• _Records to process_:
= Beginning of Section =

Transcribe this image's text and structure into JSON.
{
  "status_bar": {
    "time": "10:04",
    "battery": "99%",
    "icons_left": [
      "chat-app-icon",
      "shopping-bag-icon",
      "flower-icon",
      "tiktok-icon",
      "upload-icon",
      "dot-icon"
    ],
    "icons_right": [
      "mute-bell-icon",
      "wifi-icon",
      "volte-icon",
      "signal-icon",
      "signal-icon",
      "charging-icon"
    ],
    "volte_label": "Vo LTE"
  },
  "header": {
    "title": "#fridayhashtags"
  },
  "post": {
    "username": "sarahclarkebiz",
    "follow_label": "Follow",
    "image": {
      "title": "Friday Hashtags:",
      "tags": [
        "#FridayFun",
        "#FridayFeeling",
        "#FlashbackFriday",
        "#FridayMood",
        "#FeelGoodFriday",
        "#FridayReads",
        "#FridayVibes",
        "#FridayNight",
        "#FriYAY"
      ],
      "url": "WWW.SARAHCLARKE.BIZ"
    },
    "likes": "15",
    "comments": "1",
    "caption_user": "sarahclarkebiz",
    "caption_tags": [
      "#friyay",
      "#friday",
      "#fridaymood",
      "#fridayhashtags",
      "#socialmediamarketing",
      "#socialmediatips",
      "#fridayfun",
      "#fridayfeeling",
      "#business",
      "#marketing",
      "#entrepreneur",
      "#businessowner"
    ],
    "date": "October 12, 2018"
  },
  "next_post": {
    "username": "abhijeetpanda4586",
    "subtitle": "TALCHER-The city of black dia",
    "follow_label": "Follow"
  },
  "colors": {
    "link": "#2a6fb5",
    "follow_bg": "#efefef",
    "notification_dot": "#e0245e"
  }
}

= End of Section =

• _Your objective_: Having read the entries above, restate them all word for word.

• _Solved problem_:
Transcribe this image's text and structure into JSON.
{
  "status_bar": {
    "time": "10:04",
    "battery": "99%",
    "icons_left": [
      "chat-app-icon",
      "shopping-bag-icon",
      "flower-icon",
      "tiktok-icon",
      "upload-icon",
      "dot-icon"
    ],
    "icons_right": [
      "mute-bell-icon",
      "wifi-icon",
      "volte-icon",
      "signal-icon",
      "signal-icon",
      "charging-icon"
    ],
    "volte_label": "Vo LTE"
  },
  "header": {
    "title": "#fridayhashtags"
  },
  "post": {
    "username": "sarahclarkebiz",
    "follow_label": "Follow",
    "image": {
      "title": "Friday Hashtags:",
      "tags": [
        "#FridayFun",
        "#FridayFeeling",
        "#FlashbackFriday",
        "#FridayMood",
        "#FeelGoodFriday",
        "#FridayReads",
        "#FridayVibes",
        "#FridayNight",
        "#FriYAY"
      ],
      "url": "WWW.SARAHCLARKE.BIZ"
    },
    "likes": "15",
    "comments": "1",
    "caption_user": "sarahclarkebiz",
    "caption_tags": [
      "#friyay",
      "#friday",
      "#fridaymood",
      "#fridayhashtags",
      "#socialmediamarketing",
      "#socialmediatips",
      "#fridayfun",
      "#fridayfeeling",
      "#business",
      "#marketing",
      "#entrepreneur",
      "#businessowner"
    ],
    "date": "October 12, 2018"
  },
  "next_post": {
    "username": "abhijeetpanda4586",
    "subtitle": "TALCHER-The city of black dia",
    "follow_label": "Follow"
  },
  "colors": {
    "link": "#2a6fb5",
    "follow_bg": "#efefef",
    "notification_dot": "#e0245e"
  }
}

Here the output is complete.